Safer Alcohol Sales
Where and how alcohol is sold plays an important role in family safety. Neighborhoods that have fewer alcohol stores experience significantly less crime. When communities have smart policies and practices around alcohol sales, we keep everyone safer — and physically and mentally healthier — by reducing excessive drinking and related violence
The Alcohol and Violence Challenge
- Alcohol is responsible for nearly 100,000 deaths per year in the U.S. According to the CDC, the largest categories of alcohol-related deaths are liver disease, cancer, heart disease, motor vehicle crashes, poisoning, suicide, and homicide.
- Neighborhoods with high concentrations of alcohol sales are linked to an increase in individual drinking habits — including young people binge drinking — and higher rates of violence and driving under the influence.
- Multiple studies have found that more homicides, aggravated assaults, sexual assaults, and robberies are committed in areas with more alcohol outlets, even after accounting for other neighborhood characteristics, such as structural disadvantage and gang violence.
- Alcohol outlets are more likely to be located in low-income neighborhoods, despite that fact that alcohol consumption rises with income, and in majority non-white communities.
A Healthy Solution: Safer Alcohol Sales
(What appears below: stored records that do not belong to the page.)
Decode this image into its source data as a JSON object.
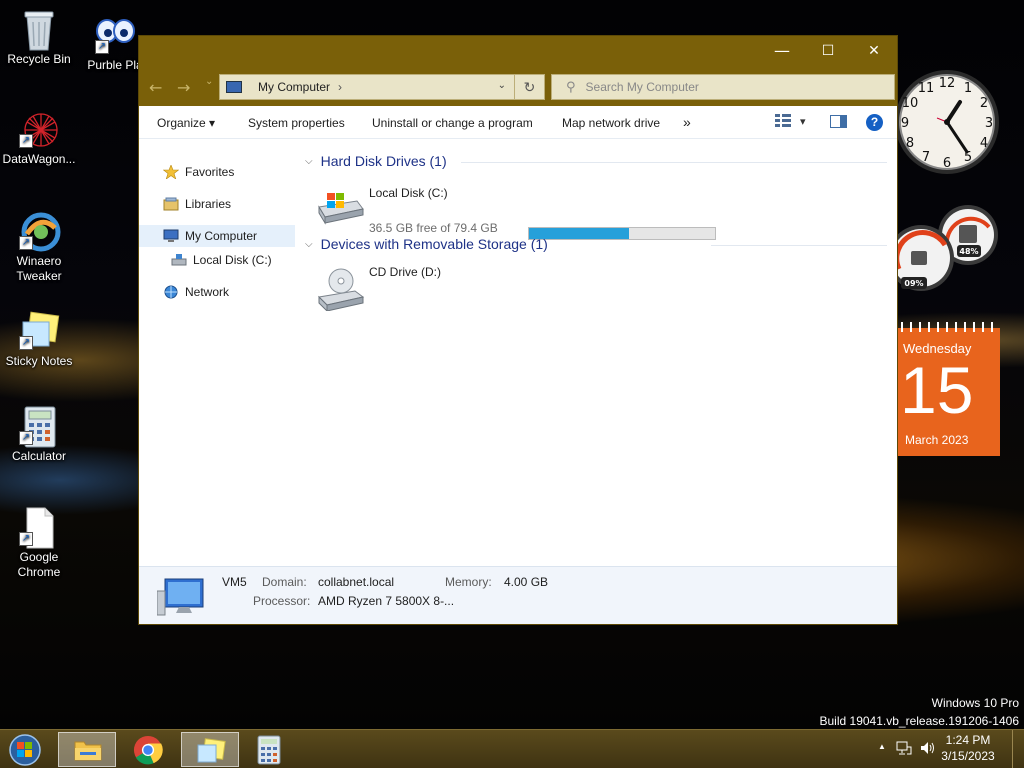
{
  "desktop": {
    "icons": [
      {
        "label": "Recycle Bin"
      },
      {
        "label": "Purble Pla"
      },
      {
        "label": "DataWagon..."
      },
      {
        "label": "Winaero Tweaker"
      },
      {
        "label": "Sticky Notes"
      },
      {
        "label": "Calculator"
      },
      {
        "label": "Google Chrome"
      }
    ],
    "watermark": {
      "line1": "Windows 10 Pro",
      "line2": "Build 19041.vb_release.191206-1406"
    }
  },
  "window": {
    "controls": {
      "minimize": "—",
      "maximize": "☐",
      "close": "✕"
    },
    "nav": {
      "back": "←",
      "forward": "→",
      "recent": "⌄"
    },
    "address": {
      "location": "My Computer",
      "separator": "›",
      "dropdown": "⌄",
      "refresh": "↻"
    },
    "search": {
      "placeholder": "Search My Computer"
    },
    "toolbar": {
      "organize": "Organize ▾",
      "system_properties": "System properties",
      "uninstall": "Uninstall or change a program",
      "map_drive": "Map network drive",
      "more": "»",
      "view_dropdown": "▾",
      "help": "?"
    },
    "navpane": {
      "favorites": "Favorites",
      "libraries": "Libraries",
      "my_computer": "My Computer",
      "local_disk": "Local Disk (C:)",
      "network": "Network"
    },
    "content": {
      "hdd_group": "Hard Disk Drives (1)",
      "removable_group": "Devices with Removable Storage (1)",
      "local_disk": {
        "name": "Local Disk (C:)",
        "free_text": "36.5 GB free of 79.4 GB",
        "used_fraction": 0.54
      },
      "cd_drive": {
        "name": "CD Drive (D:)"
      }
    },
    "details": {
      "name": "VM5",
      "domain_label": "Domain:",
      "domain_value": "collabnet.local",
      "memory_label": "Memory:",
      "memory_value": "4.00 GB",
      "processor_label": "Processor:",
      "processor_value": "AMD Ryzen 7 5800X 8-..."
    }
  },
  "gadgets": {
    "meters": {
      "cpu": "09%",
      "ram": "48%"
    },
    "calendar": {
      "weekday": "Wednesday",
      "day": "15",
      "month_year": "March 2023"
    }
  },
  "taskbar": {
    "tray": {
      "show_hidden": "▲",
      "time": "1:24 PM",
      "date": "3/15/2023"
    }
  }
}
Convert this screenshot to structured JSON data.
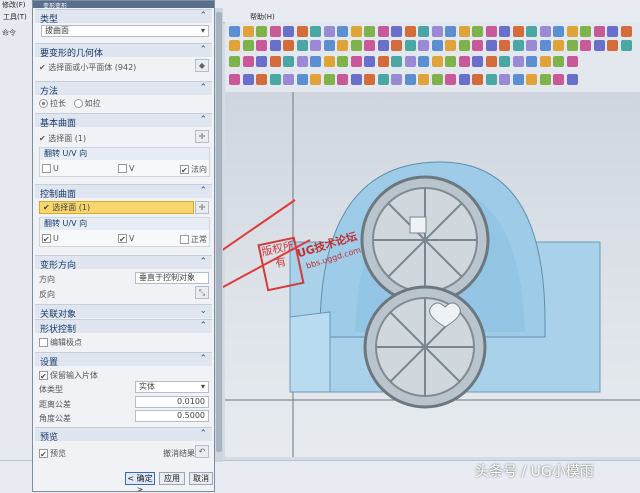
{
  "app": {
    "title_fragment": "修改(F)",
    "tools_menu": "工具(T)",
    "help_menu": "帮助(H)",
    "left_cmd_label": "命令"
  },
  "dialog": {
    "title": "变形变形",
    "sections": {
      "type": {
        "title": "类型",
        "value": "拔曲面"
      },
      "geom": {
        "title": "要变形的几何体",
        "select_text": "选择面或小平面体 (942)"
      },
      "method": {
        "title": "方法",
        "option1": "拉长",
        "option2": "如拉"
      },
      "base": {
        "title": "基本曲面",
        "select_text": "选择面 (1)",
        "flip_label": "翻转 U/V 向",
        "u": "U",
        "v": "V",
        "normal": "法向"
      },
      "control": {
        "title": "控制曲面",
        "select_text": "选择面 (1)",
        "flip_label": "翻转 U/V 向",
        "u": "U",
        "v": "V",
        "normal": "正常"
      },
      "dir": {
        "title": "变形方向",
        "direction_label": "方向",
        "direction_value": "垂直于控制对象",
        "reverse_label": "反向"
      },
      "assoc": {
        "title": "关联对象"
      },
      "shape": {
        "title": "形状控制",
        "edit_poles": "编辑极点"
      },
      "settings": {
        "title": "设置",
        "keep_input": "保留输入片体",
        "body_type_label": "体类型",
        "body_type_value": "实体",
        "dist_tol_label": "距离公差",
        "dist_tol_value": "0.0100",
        "angle_tol_label": "角度公差",
        "angle_tol_value": "0.5000"
      },
      "preview": {
        "title": "预览",
        "preview_label": "预览",
        "undo_label": "撤消结果"
      }
    },
    "buttons": {
      "ok": "< 确定 >",
      "apply": "应用",
      "cancel": "取消"
    }
  },
  "overlay": {
    "stamp_text": "版权所有",
    "forum_name": "UG技术论坛",
    "forum_url": "bbs.uggd.com",
    "watermark": "头条号 / UG小模雨"
  }
}
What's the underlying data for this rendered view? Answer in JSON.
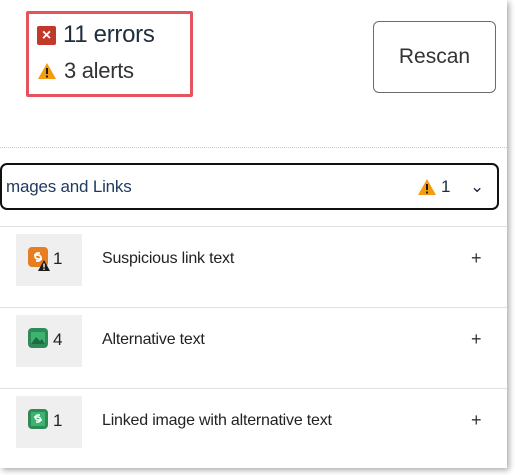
{
  "summary": {
    "errors_label": "11 errors",
    "alerts_label": "3 alerts",
    "error_icon": "error-x-icon",
    "alert_icon": "warning-triangle-icon"
  },
  "rescan_button": {
    "label": "Rescan"
  },
  "section": {
    "title": "mages and Links",
    "alert_count": "1",
    "expanded": true
  },
  "checks": [
    {
      "count": "1",
      "label": "Suspicious link text",
      "icon": "suspicious-link-icon",
      "action": "+"
    },
    {
      "count": "4",
      "label": "Alternative text",
      "icon": "image-icon",
      "action": "+"
    },
    {
      "count": "1",
      "label": "Linked image with alternative text",
      "icon": "linked-image-icon",
      "action": "+"
    }
  ],
  "colors": {
    "error": "#c0392b",
    "alert": "#f39c12",
    "highlight_border": "#e5545d",
    "link_icon": "#e67e22",
    "image_icon": "#2e8b57"
  }
}
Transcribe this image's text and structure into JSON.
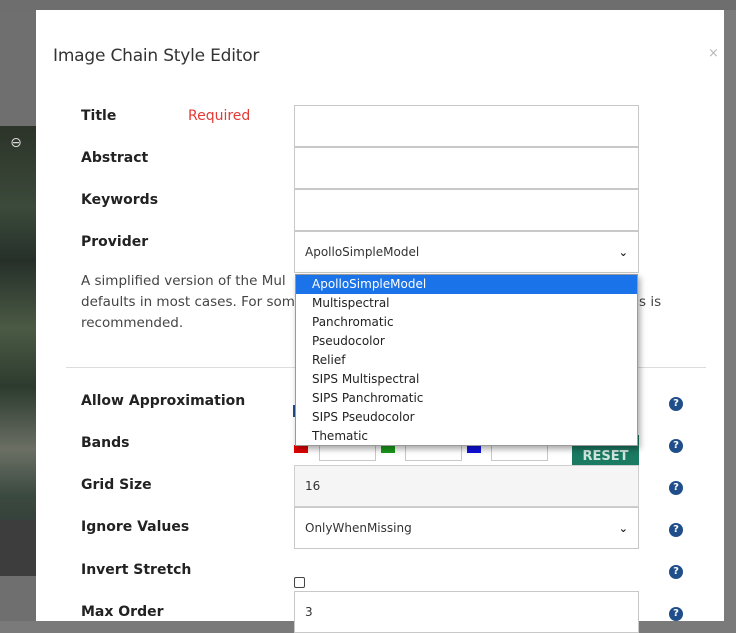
{
  "modal": {
    "title": "Image Chain Style Editor",
    "close_symbol": "×",
    "required_label": "Required",
    "description": {
      "line1": "A simplified version of the Mul",
      "line2": "defaults in most cases. For som",
      "line2_end": "s is",
      "line3": "recommended."
    }
  },
  "fields": {
    "title": {
      "label": "Title",
      "value": ""
    },
    "abstract": {
      "label": "Abstract",
      "value": ""
    },
    "keywords": {
      "label": "Keywords",
      "value": ""
    },
    "provider": {
      "label": "Provider",
      "value": "ApolloSimpleModel",
      "options": [
        "ApolloSimpleModel",
        "Multispectral",
        "Panchromatic",
        "Pseudocolor",
        "Relief",
        "SIPS Multispectral",
        "SIPS Panchromatic",
        "SIPS Pseudocolor",
        "Thematic"
      ]
    },
    "allow_approximation": {
      "label": "Allow Approximation"
    },
    "bands": {
      "label": "Bands",
      "reset_label": "RESET",
      "colors": [
        "#e00000",
        "#1a9a1a",
        "#1010e0"
      ]
    },
    "grid_size": {
      "label": "Grid Size",
      "value": "16"
    },
    "ignore_values": {
      "label": "Ignore Values",
      "value": "OnlyWhenMissing"
    },
    "invert_stretch": {
      "label": "Invert Stretch",
      "checked": false
    },
    "max_order": {
      "label": "Max Order",
      "value": "3"
    }
  },
  "help_symbol": "?",
  "icons": {
    "zoom": "zoom-out-icon",
    "help": "question-circle-icon",
    "close": "close-icon",
    "dropdown": "chevron-down-icon"
  },
  "colors": {
    "required": "#e53935",
    "help": "#1f4e8a",
    "reset": "#1b7a62",
    "selected_option": "#1a73e8"
  }
}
- Reduces Violence — By limiting the density of alcohol outlets, research suggests that cities can reduce alcohol-related violence and binge drinking.
- Falls Within City Authority — Most cities have the authority to limit, suspend, revoke, or deny liquor or business licenses that can affect the number and location of outlets that sell alcohol. Cities can also use other local powers (such as zoning) to affect a wide range of service practices and activities in or near alcohol outlets.
- Makes Communities Safer: By taking straightforward actions, such as limiting hours and days during which alcohol sales are permitted or requiring minimum distances between alcohol outlets and sensitive land uses (like schools and parks), cities can help make neighborhoods safer for everyone.
The state of safer alcohol sales policies in big US cities
34 out of 75 cities received a medal for safer alcohol policies, including 23 golds and 11 silver.
Measuring cities’ Safer Alcohol Sales policies
|How will we award safer alcohol sales medals?||Silver Medal||Gold Medal|
|City has a law that applies to all alcohol sales, addresses public health and safety, and authorizes the city to close an alcohol retailer for failing to comply with the law.|
|City has a law that applies to some alcohol sales (such as only new retailers, or only retailers selling for off-premises consumption including grocery or convenience stores), addresses public health and safety, and authorizes the city to close an alcohol retailer for failing to comply with the law.|
*Safer Alcohol Sales only has a silver and gold medal (no bronze).